But I often spoke of the fact that the “spirit issues” from the bosom of nature. What is meant here by “spirit”? All that out of human thinking, feelings, and willing which begets “culture.” To speak of another “spirit” would then have been quite futile. For no one would have understood me if I had said: “That which appears in man as spirit and lies at the basis of nature is neither spirit nor nature, but the complete unity of both.” This unity – the creative Spirit which in its creating brings matter into existence and thereby is at the same time matter, but which also shows itself wholly as spirit – this unity is grasped by an idea which lay as far as possible from the habits of thought of that period. But it would have been necessary to speak of such an idea if one was to present in a spiritual form of thinking the primal state of the evolution of earth and man and the spiritual material Powers still active to-day in man himself, which on the one hand form his body and on the other cause to issue forth the living spiritual by means of which he creates culture. But external nature would have needed to be so discussed that in it the primal spiritual-material is represented as dead in natural laws.

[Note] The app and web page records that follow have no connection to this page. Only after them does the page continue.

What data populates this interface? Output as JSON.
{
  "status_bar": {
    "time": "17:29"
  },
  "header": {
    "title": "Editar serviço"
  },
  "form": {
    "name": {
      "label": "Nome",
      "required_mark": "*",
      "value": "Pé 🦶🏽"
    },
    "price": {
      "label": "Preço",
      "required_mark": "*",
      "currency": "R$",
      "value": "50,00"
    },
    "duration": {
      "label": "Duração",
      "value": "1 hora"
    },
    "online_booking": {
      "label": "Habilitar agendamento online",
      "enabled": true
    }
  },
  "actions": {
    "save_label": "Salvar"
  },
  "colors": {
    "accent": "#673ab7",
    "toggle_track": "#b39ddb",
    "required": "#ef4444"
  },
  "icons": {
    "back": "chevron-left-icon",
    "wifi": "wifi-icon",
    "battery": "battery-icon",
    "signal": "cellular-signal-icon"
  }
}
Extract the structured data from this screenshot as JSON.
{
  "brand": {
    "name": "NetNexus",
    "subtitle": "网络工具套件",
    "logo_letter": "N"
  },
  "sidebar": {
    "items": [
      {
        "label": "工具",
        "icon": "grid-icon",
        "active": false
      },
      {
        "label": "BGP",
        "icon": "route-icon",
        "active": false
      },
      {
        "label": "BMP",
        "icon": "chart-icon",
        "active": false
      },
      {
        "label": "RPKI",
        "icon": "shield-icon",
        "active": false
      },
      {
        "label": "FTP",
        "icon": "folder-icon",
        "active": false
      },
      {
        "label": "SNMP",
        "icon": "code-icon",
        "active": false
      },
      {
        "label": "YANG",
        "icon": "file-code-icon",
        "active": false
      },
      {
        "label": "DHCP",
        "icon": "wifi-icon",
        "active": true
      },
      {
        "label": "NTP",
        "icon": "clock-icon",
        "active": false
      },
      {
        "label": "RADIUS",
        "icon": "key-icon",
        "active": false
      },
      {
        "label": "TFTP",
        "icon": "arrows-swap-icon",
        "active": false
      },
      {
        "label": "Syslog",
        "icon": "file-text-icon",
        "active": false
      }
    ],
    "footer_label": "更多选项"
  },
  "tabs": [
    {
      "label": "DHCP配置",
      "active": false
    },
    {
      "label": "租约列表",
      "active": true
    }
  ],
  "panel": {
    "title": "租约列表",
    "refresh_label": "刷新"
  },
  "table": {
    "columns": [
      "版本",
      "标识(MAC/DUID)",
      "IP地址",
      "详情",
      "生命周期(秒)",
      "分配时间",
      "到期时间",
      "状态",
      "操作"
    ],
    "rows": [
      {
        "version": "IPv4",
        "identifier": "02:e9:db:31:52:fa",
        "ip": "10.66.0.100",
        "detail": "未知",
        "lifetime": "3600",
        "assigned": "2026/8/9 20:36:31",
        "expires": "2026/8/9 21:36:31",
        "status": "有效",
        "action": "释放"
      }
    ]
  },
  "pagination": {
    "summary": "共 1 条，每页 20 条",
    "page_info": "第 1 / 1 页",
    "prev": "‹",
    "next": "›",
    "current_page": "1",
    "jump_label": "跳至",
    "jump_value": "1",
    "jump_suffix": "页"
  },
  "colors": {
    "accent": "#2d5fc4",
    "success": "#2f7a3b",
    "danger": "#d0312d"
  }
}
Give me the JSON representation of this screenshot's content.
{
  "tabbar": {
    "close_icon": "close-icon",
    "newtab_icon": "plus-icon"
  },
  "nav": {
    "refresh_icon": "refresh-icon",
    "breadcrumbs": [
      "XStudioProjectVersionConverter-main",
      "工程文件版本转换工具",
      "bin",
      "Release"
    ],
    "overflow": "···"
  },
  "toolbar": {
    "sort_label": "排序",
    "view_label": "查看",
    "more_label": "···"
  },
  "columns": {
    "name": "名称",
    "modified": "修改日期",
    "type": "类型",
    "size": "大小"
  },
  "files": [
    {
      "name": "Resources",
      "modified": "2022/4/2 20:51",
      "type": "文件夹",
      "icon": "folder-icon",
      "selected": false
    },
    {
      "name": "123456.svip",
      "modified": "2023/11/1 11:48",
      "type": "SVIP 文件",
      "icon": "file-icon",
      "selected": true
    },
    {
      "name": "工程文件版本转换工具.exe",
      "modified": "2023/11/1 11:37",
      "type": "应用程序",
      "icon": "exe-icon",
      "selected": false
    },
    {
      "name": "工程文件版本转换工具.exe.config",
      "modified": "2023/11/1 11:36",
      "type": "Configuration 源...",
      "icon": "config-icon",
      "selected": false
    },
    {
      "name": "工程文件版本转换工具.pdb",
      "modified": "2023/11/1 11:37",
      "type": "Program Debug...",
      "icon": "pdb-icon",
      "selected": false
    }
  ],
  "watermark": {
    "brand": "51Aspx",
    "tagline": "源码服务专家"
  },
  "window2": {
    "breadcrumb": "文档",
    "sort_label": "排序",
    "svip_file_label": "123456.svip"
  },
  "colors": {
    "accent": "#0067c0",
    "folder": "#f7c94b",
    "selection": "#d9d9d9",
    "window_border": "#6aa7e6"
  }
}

All this could not be given. It could be linked up only with natural-scientific experience, not with natural-scientific thinking. In this experience there was something present which could set in shining light before a man's own mind a true, spirit-filled thinking regarding the world and man – something out of which might again be found the spirit now lost from the sort of knowledge confirmed by tradition and accepted on faith. The perception of spirit-nature I desired to draw from the experience of nature. I wished to speak of what is to be found on “this side” as the spiritual-natural, as the essentially divine. For in the knowledge confirmed by tradition the divine had come to belong to “the beyond” because the spirit of “this side” was not recognized and was therefore sundered from the perceptible world. It had become something which had been submerged in man's consciousness into an ever increasing darkness. Not the rejection of the divine-spiritual, but its setting within the world, its calling to “this side,” lay in such sentences as the following in one of the lectures before the Free Literary Society: “I believe that natural science can give back to us the consciousness of freedom in a form more beautiful than that in which men have yet possessed it. In the life of our souls there operate laws which are just as natural as those which send the heavenly bodies round the sun. But these laws represent something which is higher than all the rest of nature. This something is present nowhere save in man alone. Whatever flows from this, in that is man free. He lifts himself above the fixed necessity of laws of the inorganic and organic; he heeds and follows only himself.” (The last sentences are italicized here 3That is, in the German text. for the first time; they were not italicized in the Magazine. For these sentences see the Magazine of 12th February, 1898.)